WORK TASK:
The copy you return must match the listing word for word and carry no pictures.

• • • •

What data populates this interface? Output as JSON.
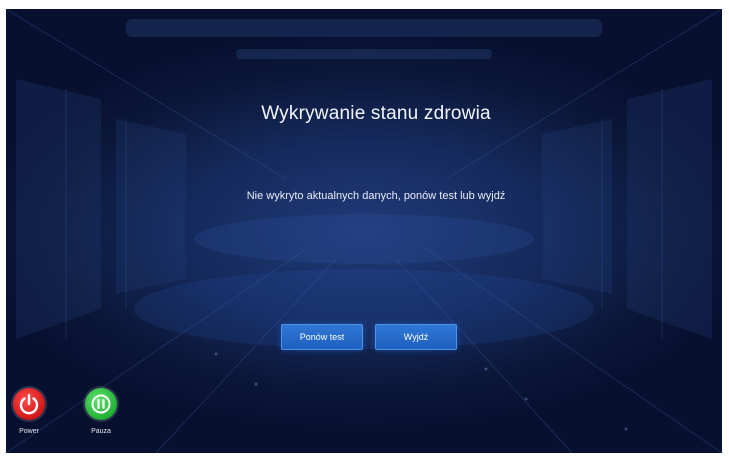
{
  "dialog": {
    "title": "Wykrywanie stanu zdrowia",
    "message": "Nie wykryto aktualnych danych, ponów test lub wyjdź"
  },
  "actions": {
    "retry_label": "Ponów test",
    "exit_label": "Wyjdź"
  },
  "footer": {
    "power_label": "Power",
    "pause_label": "Pauza"
  },
  "icons": {
    "power": "power-icon",
    "pause": "pause-icon"
  },
  "colors": {
    "background": "#152a5d",
    "button_primary": "#1e5fbf",
    "power": "#d01818",
    "pause": "#21b135"
  }
}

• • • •

WRITTEN ANSWER:
What data populates this interface? Output as JSON.
{
  "dialog": {
    "title": "Wykrywanie stanu zdrowia",
    "message": "Nie wykryto aktualnych danych, ponów test lub wyjdź"
  },
  "actions": {
    "retry_label": "Ponów test",
    "exit_label": "Wyjdź"
  },
  "footer": {
    "power_label": "Power",
    "pause_label": "Pauza"
  },
  "icons": {
    "power": "power-icon",
    "pause": "pause-icon"
  },
  "colors": {
    "background": "#152a5d",
    "button_primary": "#1e5fbf",
    "power": "#d01818",
    "pause": "#21b135"
  }
}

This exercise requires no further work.